GIF (,gif) – A GIF file is another raster file great for web use. These files often have a very small file size decreasing the download times for your web viewers. D NOT use GIF files for any type of printing. You will not need any type of program to open these files, your computer’s standard image viewer will do the trick.

TIFF (.tiff) – TIFF files are higher quality JPEG files, but come with a larger file size as well. TIFF files are preferred by many printers because of their quality, but still need to be created at 300dpi. Do NOT use TIFF files for web use. Your standard image viewer may be able to view TIFF files, but sometimes the files size is too large and the viewer will be unable to display them.

Adobe Acrobat (.pdf) – PDF files are another very useful file which may be used for printing. PDF files are unique in that they can contain both raster and vector files in the same document, providing a high-quality file. Just make sure the PDF has been created for Print or Press use if printing is needed. PDF files may also be created at a low resolution for logo proofing or to display web documents. You will need either Adobe Acrobat or Adobe Acrobat Reader in order to view these files. Acrobat Reader is available for free download here.


This article contains a ton of information, but it’s all important in creating an effective logo. Here’s a summary of the steps you should take:

• Pick a name that is original
• Know your audience’s expectations and brainstorm to come up with logo ideas that are unique to your band
• Consider all the potential uses of your logo and pick a logo type (wordmark, lettermark, brandmark, combination mark) that fits your needs
• Remember the importance that fonts, colors, and readability play on the design
• Find a professional designer to do the work and understand what you will get for what price
• Make sure you receive the proper file formats in order to use your logo on every piece of promotional material
• Enjoy your newfound professionalism – go show it off

Finally, if you can't remember anything else from this article, remember KISS. Not the band…KISS stands for Keep It Simple Stupid. Simple logos are always the best logos…look at the most famous acts and you’ll see. Simplicity creates a logo that is direct and effective. Good Luck.
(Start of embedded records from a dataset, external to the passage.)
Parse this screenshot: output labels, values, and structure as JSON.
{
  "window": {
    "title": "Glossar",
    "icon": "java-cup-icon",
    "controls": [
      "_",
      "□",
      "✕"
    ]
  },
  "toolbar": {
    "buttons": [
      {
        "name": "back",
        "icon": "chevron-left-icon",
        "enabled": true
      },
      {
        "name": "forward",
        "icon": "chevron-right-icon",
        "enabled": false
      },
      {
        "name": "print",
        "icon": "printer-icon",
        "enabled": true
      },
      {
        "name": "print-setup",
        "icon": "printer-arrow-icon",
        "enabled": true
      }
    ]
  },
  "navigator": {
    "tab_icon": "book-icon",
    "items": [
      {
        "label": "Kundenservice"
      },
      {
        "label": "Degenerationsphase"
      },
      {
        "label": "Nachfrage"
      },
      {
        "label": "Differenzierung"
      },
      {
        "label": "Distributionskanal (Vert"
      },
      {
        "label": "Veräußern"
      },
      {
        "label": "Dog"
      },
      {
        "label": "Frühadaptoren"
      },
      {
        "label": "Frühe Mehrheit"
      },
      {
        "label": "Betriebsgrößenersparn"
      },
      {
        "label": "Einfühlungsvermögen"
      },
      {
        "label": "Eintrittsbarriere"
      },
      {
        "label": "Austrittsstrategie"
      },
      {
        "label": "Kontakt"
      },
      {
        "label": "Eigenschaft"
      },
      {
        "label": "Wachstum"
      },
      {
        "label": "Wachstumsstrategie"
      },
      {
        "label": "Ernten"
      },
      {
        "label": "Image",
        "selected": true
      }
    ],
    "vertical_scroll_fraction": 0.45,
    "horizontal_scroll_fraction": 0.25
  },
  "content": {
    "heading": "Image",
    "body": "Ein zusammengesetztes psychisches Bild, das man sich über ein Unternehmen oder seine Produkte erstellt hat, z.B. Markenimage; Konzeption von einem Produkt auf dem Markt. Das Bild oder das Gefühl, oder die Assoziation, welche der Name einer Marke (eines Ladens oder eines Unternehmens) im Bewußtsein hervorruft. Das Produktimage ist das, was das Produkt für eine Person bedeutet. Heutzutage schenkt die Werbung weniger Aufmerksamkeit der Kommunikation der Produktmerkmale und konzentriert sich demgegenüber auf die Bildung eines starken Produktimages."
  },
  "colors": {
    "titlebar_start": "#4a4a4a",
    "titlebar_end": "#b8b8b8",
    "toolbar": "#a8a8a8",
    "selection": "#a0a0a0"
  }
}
Written by Tony Rodono, co-founder of Aleven Music Marketing & Design, a full-service graphic design studio for the music industry.